Published works[edit]


  • I'm not your laughing daughter. University of Massachusetts Press. 1973. ISBN 9780870231285.
  • No More Masks! An Anthology of Poems by Women. Co-edited with Florence Howe. Doubleday. 1973. ISBN 9780385025539.
  • Mules of Love. BOA Editions. 2002. ISBN 9781929918225.
  • The Human Line. Copper Canyon Press. 2007. ISBN 9781556592553.
  • Like A Beggar. Copper Canyon Press. 2014. ISBN 9781556594649.


Children’s books[edit]
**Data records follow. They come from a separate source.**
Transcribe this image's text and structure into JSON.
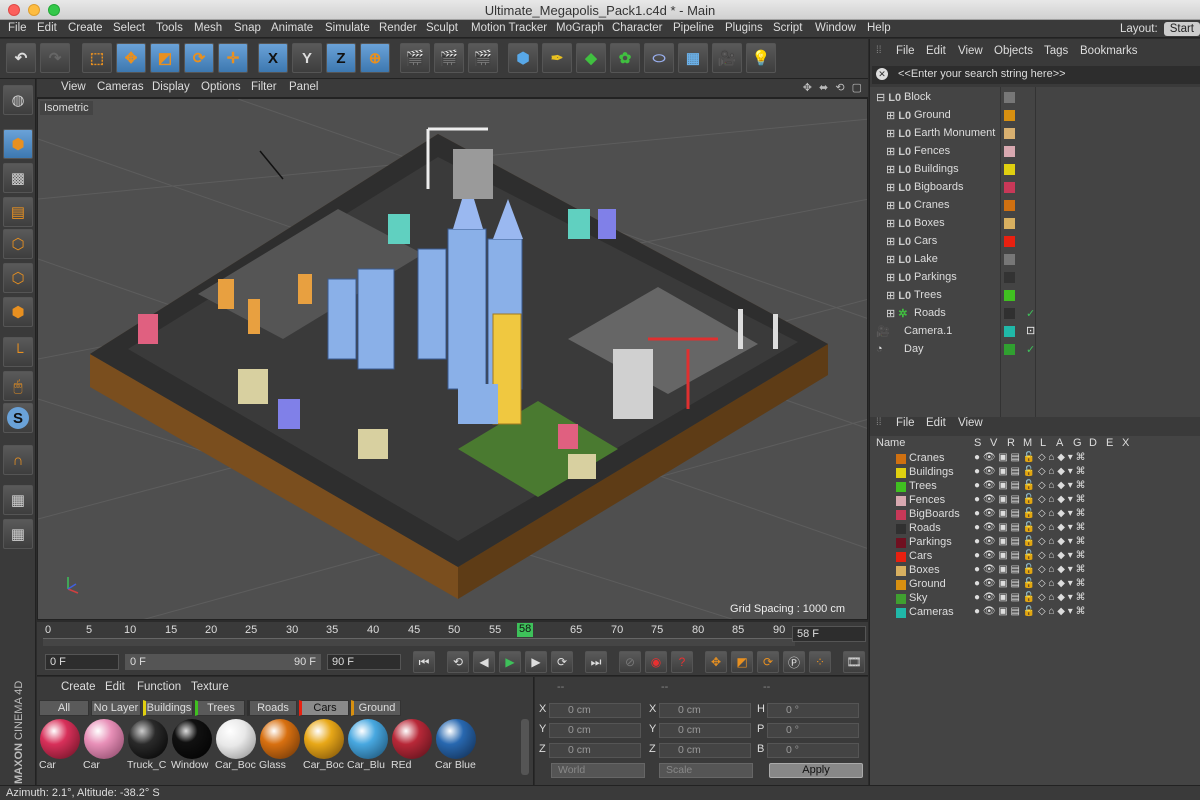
{
  "window": {
    "title": "Ultimate_Megapolis_Pack1.c4d * - Main"
  },
  "menu": [
    "File",
    "Edit",
    "Create",
    "Select",
    "Tools",
    "Mesh",
    "Snap",
    "Animate",
    "Simulate",
    "Render",
    "Sculpt",
    "Motion Tracker",
    "MoGraph",
    "Character",
    "Pipeline",
    "Plugins",
    "Script",
    "Window",
    "Help"
  ],
  "layout": {
    "label": "Layout:",
    "value": "Start"
  },
  "toolbar": {
    "x_label": "X",
    "y_label": "Y",
    "z_label": "Z"
  },
  "viewport": {
    "menu": [
      "View",
      "Cameras",
      "Display",
      "Options",
      "Filter",
      "Panel"
    ],
    "label": "Isometric",
    "grid_spacing": "Grid Spacing : 1000 cm"
  },
  "timeline": {
    "ticks": [
      "0",
      "5",
      "10",
      "15",
      "20",
      "25",
      "30",
      "35",
      "40",
      "45",
      "50",
      "55",
      "58",
      "65",
      "70",
      "75",
      "80",
      "85",
      "90"
    ],
    "current_frame": "58",
    "current_field": "58 F",
    "start": "0 F",
    "range_start": "0 F",
    "range_end": "90 F",
    "end": "90 F"
  },
  "materials": {
    "menu": [
      "Create",
      "Edit",
      "Function",
      "Texture"
    ],
    "tabs": [
      "All",
      "No Layer",
      "Buildings",
      "Trees",
      "Roads",
      "Cars",
      "Ground"
    ],
    "active_tab": "Cars",
    "items": [
      {
        "name": "Car",
        "color": "#d8305a"
      },
      {
        "name": "Car",
        "color": "#e890b8"
      },
      {
        "name": "Truck_C",
        "color": "#2a2a2a"
      },
      {
        "name": "Window",
        "color": "#111111"
      },
      {
        "name": "Car_Boc",
        "color": "#e8e8e8"
      },
      {
        "name": "Glass",
        "color": "#d87010"
      },
      {
        "name": "Car_Boc",
        "color": "#e8a818"
      },
      {
        "name": "Car_Blu",
        "color": "#48a8e0"
      },
      {
        "name": "REd",
        "color": "#b82838"
      },
      {
        "name": "Car Blue",
        "color": "#2868b0"
      }
    ]
  },
  "coords": {
    "headers": [
      "--",
      "--",
      "--"
    ],
    "rows": [
      {
        "a": "X",
        "av": "0 cm",
        "b": "X",
        "bv": "0 cm",
        "c": "H",
        "cv": "0 °"
      },
      {
        "a": "Y",
        "av": "0 cm",
        "b": "Y",
        "bv": "0 cm",
        "c": "P",
        "cv": "0 °"
      },
      {
        "a": "Z",
        "av": "0 cm",
        "b": "Z",
        "bv": "0 cm",
        "c": "B",
        "cv": "0 °"
      }
    ],
    "mode1": "World",
    "mode2": "Scale",
    "apply": "Apply"
  },
  "status": "Azimuth: 2.1°, Altitude: -38.2°  S",
  "brand": {
    "maxon": "MAXON",
    "product": "CINEMA 4D"
  },
  "objects": {
    "menu": [
      "File",
      "Edit",
      "View",
      "Objects",
      "Tags",
      "Bookmarks"
    ],
    "search_placeholder": "<<Enter your search string here>>",
    "items": [
      {
        "name": "Block",
        "color": "#777777",
        "indent": 0
      },
      {
        "name": "Ground",
        "color": "#d89010",
        "indent": 1
      },
      {
        "name": "Earth Monument",
        "color": "#d8b070",
        "indent": 1
      },
      {
        "name": "Fences",
        "color": "#d8a8b0",
        "indent": 1
      },
      {
        "name": "Buildings",
        "color": "#e0d010",
        "indent": 1
      },
      {
        "name": "Bigboards",
        "color": "#c83858",
        "indent": 1
      },
      {
        "name": "Cranes",
        "color": "#d07010",
        "indent": 1
      },
      {
        "name": "Boxes",
        "color": "#d8b060",
        "indent": 1
      },
      {
        "name": "Cars",
        "color": "#e82010",
        "indent": 1
      },
      {
        "name": "Lake",
        "color": "#777777",
        "indent": 1
      },
      {
        "name": "Parkings",
        "color": "#333333",
        "indent": 1
      },
      {
        "name": "Trees",
        "color": "#40c020",
        "indent": 1
      },
      {
        "name": "Roads",
        "color": "#303030",
        "indent": 1
      },
      {
        "name": "Camera.1",
        "color": "#20b8a8",
        "indent": 0
      },
      {
        "name": "Day",
        "color": "#30a030",
        "indent": 0
      }
    ]
  },
  "layers": {
    "menu": [
      "File",
      "Edit",
      "View"
    ],
    "headers": [
      "Name",
      "S",
      "V",
      "R",
      "M",
      "L",
      "A",
      "G",
      "D",
      "E",
      "X"
    ],
    "items": [
      {
        "name": "Cranes",
        "color": "#d07010"
      },
      {
        "name": "Buildings",
        "color": "#e0d010"
      },
      {
        "name": "Trees",
        "color": "#40c020"
      },
      {
        "name": "Fences",
        "color": "#d8a8b0"
      },
      {
        "name": "BigBoards",
        "color": "#c83858"
      },
      {
        "name": "Roads",
        "color": "#303030"
      },
      {
        "name": "Parkings",
        "color": "#701020"
      },
      {
        "name": "Cars",
        "color": "#e82010"
      },
      {
        "name": "Boxes",
        "color": "#d8b060"
      },
      {
        "name": "Ground",
        "color": "#d89010"
      },
      {
        "name": "Sky",
        "color": "#40a030"
      },
      {
        "name": "Cameras",
        "color": "#20b8a8"
      }
    ]
  }
}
  1. ^ a b "Ellen Bass". Poetry Foundation.
  2. ^ a b "Ellen Bass Biography". ENotes.com.
  3. ^ "In Plain Sight: The Vanishing of Ellen Bass". The Rumpus.
  4. ^ "Contributors: Ellen Bass". The New Yorker.
  5. ^ a b c "Ellen Bass". Ploughshares.
  6. ^ a b "Ellen Bass". Academy of American Poets.
  7. ^ a b Purdy, Gilbert Wesley. "Review of The Human Line by Ellen Bass". Eclectica.

External links[edit]